In warfarin’s initial stages of action, inhibition of protein C and Factor VII is stronger than inhibition of the other vitamin K-dependent coagulation factors IIIX and X. This results from the fact that these proteins have different half-lives: 1.5 to six hours for factor VII and eight hours for protein C, versus one day for factor IX, two days for factor X and two to five days for factor II. The larger the initial dose of vitamin K-antagonist, the more pronounced these differences are. This coagulation factor imbalance leads to paradoxical activation of coagulation, resulting in a hypercoagulable state and thrombosis. The blood clots interrupt the blood supply to the skin, causing necrosis. Protein C is an innate anticoagulant, and as warfarin further decreases protein C levels, it can lead to massive thrombosis with necrosis and gangrene of limbs.

Notably, the prothrombin time (or international normalized ratio, INR) used to test the effect of coumarins is highly dependent on factor VII, which explains why patients can have a therapeutic INR (indicating good anticoagulant effect) but still be in a hypercoagulable state.[1]

In one third of cases, warfarin necrosis occurs in patients with an underlying, innate and previously unknown deficiency of protein C. The condition is related to purpura fulminans, a complication in infants with sepsis (blood stream infection) which also involves skin necrosis. These infants often have protein C deficiency as well. There have also been cases in patients with other deficiency, including protein S deficiency,[6][7] activated protein C resistance (Factor V Leiden)[8] and antithrombin III deficiency.[9]

Although the above theory is the most commonly accepted theory, others believe that it is a hypersensitivity reaction or a direct toxic effect.[1]
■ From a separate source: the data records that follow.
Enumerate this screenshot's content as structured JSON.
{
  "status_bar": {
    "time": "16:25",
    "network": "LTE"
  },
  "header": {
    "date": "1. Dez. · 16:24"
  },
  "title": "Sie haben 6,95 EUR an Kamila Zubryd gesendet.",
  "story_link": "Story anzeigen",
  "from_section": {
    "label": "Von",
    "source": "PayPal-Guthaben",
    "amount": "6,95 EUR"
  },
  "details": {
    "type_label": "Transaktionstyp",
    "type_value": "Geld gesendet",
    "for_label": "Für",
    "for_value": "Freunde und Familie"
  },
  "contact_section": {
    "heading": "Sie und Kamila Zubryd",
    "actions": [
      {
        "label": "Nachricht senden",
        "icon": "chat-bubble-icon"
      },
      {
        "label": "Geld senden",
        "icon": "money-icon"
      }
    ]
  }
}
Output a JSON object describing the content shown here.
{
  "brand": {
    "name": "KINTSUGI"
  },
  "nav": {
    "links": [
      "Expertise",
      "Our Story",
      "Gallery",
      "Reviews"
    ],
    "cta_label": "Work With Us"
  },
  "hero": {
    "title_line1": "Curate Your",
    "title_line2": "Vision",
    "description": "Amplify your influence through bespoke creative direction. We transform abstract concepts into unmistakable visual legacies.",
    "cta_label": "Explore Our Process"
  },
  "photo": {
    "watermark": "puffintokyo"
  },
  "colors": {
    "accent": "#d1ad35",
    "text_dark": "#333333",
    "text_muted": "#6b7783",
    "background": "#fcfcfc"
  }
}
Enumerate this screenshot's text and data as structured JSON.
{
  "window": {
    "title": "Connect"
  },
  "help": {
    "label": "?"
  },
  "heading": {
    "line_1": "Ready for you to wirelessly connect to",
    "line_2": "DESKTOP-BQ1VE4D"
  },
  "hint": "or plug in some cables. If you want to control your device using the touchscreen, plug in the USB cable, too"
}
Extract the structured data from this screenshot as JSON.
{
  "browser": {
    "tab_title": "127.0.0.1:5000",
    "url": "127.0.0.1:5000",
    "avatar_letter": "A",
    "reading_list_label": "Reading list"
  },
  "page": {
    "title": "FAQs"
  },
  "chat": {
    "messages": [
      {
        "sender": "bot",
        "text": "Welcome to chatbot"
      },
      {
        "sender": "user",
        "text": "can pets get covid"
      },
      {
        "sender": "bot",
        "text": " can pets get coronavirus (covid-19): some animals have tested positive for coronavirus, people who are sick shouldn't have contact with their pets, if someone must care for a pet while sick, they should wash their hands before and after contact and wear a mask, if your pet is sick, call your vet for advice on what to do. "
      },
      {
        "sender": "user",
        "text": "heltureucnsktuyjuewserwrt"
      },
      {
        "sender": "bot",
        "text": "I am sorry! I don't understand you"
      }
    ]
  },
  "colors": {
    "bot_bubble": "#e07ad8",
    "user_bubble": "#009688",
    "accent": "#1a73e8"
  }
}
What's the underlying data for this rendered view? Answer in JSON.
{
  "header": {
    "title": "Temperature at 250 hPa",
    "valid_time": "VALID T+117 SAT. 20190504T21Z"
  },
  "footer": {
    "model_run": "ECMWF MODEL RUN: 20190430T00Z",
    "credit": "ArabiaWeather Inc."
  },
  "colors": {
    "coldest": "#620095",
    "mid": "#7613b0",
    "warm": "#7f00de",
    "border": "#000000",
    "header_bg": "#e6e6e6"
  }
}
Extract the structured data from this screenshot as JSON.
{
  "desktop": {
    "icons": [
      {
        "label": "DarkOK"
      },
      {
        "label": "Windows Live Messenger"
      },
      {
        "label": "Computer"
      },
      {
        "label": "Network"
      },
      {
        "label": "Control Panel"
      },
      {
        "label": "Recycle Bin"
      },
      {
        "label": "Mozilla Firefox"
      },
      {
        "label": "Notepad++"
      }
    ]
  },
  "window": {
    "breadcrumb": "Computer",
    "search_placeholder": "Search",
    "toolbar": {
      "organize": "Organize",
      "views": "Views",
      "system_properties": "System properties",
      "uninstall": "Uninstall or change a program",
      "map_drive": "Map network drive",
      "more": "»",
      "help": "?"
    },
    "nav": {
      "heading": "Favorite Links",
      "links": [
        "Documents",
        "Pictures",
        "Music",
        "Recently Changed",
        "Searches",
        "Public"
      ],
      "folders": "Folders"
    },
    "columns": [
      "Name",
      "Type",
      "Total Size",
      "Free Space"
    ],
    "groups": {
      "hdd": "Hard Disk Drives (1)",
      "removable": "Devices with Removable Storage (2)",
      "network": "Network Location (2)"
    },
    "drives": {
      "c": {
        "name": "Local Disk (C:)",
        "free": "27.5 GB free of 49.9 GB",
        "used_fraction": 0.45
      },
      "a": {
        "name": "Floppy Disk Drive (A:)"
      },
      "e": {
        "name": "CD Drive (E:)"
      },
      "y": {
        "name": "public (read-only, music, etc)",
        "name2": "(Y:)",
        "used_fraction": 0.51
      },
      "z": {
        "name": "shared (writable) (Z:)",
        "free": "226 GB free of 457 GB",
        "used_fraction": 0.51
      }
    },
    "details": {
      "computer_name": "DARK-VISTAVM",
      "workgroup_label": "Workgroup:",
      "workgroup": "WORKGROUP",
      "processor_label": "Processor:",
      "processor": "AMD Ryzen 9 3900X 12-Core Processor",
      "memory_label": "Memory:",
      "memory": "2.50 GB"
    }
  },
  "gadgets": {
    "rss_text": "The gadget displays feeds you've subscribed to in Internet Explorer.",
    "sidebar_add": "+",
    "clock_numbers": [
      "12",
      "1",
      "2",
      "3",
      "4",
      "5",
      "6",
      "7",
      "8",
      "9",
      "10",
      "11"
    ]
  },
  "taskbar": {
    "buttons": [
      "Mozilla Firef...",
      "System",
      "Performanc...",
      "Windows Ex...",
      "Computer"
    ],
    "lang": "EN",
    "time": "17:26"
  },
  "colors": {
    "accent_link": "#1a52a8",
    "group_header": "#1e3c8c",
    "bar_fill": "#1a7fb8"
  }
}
  1. sapphirexknight reblogged this from fyeahmedlab
  2. pugglenurse reblogged this from medicalexamination
  3. clerodendrumsplendens reblogged this from fyeahmedlab
  4. kellythepsycho reblogged this from fyeahmedlab
  5. thousandhandbrightskycannon reblogged this from md-admissions
  6. lastnightsmake-up reblogged this from ouremssite
  7. xia-yu-tian reblogged this from fyeahmedlab
  8. biognosis reblogged this from medicalexamination
  9. wmeacham48 reblogged this from ouremssite
  10. katattack21 reblogged this from md-admissions
  11. allesklarornahh reblogged this from ouremssite
  12. ouremssite reblogged this from your-future-nurse
  13. quickmedical reblogged this from md-admissions and added:
    Another reason why Coag-Sense PT/INR tests are important!
  14. shirohayabusa reblogged this from medicalexamination
  15. imperceptibletruth reblogged this from fyeahmedlab and added:
    omgg the infamous warfarin from tox! D:
  16. squaredonut reblogged this from onekookykookie
  17. bi0med reblogged this from medicalexamination
  18. onekookykookie reblogged this from md-admissions
  19. ricksterthinks reblogged this from md-admissions
  20. qvytnguyen reblogged this from your-future-nurse
  21. rural-medic reblogged this from schizoidtemperament
  22. actualjo reblogged this from your-future-nurse
  23. uaortho reblogged this from your-future-nurse
  24. your-future-nurse reblogged this from drpremed
  25. ndnuamsa reblogged this from md-admissions
  26. mylifeaspremed reblogged this from md-admissions
  27. flourandyarn reblogged this from md-admissions
  28. jengoldeneye reblogged this from nursingisinmyblood